While there is no evidence of persecution of ethnic Russians in Ukraine on any scale, there is a lot of information about direct involvement of Russian neo-nazis in fighting against Ukrainian government forces in Eastern Ukraine. At the onset of Russian invasion into Crimea a reformist synagogue there was painted over with swastikas and “Death to the Jews” slogan. After a month of events, leading to formal annexation, Reformist and Chabad rabbis and their families had to leave the peninsula citing wide-spread anti-Semite sentiment and looming threat of violence. A phenomenon, never before registered in Crimea since the collapse of USSR.
While there are no credible evidence of antisemitic violence in occupied Eastern Ukraine, leaders of self-proclaimed republics recently made several open statements blaming Jews for inciting revolutionary events in Ukraine – “Euromaidan”, wassaid to bear it’s name from “yevrei”. A lot of effort is being made by Jewish Agency, Joint and other structures to move the Jewish population from the conflict zone there.
At the same time Russian opposition leaders and supporters are being labelled by government-controlled press as “traitors to the nation”, a term coined by infamous Mr. Goebbels. Several times huge banners with faces and names of Russian opposition leaders of Jewish descent were openly put up at the central avenues of Moscow, labelling them as “aliens” and “5th column”. Links between someones’ anti-government position and his supposed Jewish ancestry are made by official propagandists more and more oftenly.
25th February this year most notable leader of anti-war protest and former Government Minister and MP Vladimir Nemtsov was shot four times at point-blank range in front of Moscow Kremlin, a couple of steps from Red Square. Right from the start of the murder investigation, it became clear that killers were close to one of the staunchest Putins’ supporters – Chechen leader Akhmat Kadyrov.
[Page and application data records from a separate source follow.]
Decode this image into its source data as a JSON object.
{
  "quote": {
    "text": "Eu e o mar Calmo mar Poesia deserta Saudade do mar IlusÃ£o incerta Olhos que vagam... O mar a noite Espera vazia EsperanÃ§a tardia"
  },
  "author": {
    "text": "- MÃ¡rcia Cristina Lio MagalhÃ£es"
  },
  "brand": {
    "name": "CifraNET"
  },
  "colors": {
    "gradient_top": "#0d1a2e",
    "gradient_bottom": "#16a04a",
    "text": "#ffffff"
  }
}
Meanwhile Mr. Putin in his official condolences telegram called Mr Nemtsov mother by her maiden Jewish family name, making an obvious hint of Mr Nemtsov Jewish descent.
At the end of May in the city of Ekaterinburg local attorney’s office took from a local Jewish school texts of Tora and Tanach to examine them for “extremism” which constitutes a crime in Russia. If found “extremist” sacred Jewish texts can be banned in Russia altogether and everyone printing, reading or disseminating them will become a criminal. This would mean effective persecution of Jews.
Last week, Israel’s new minister of absorption paid a visit to Russia. He clearly stated that Israel expects a serious increase in numbers of Olim from Russia. This can be an understatement. Nationalist rhetoric, obvious finger-pointing and ominous actions of law-enforcement authorities revived fears of possible persecution once again.
Antisemitism and violence are more and more aggressively lurking in the shadows of Putin’s Russia and while not expressed openly as an official government policy it is more and more evidently becoming one of the unspoken but conspicuous features of Russian political discourse.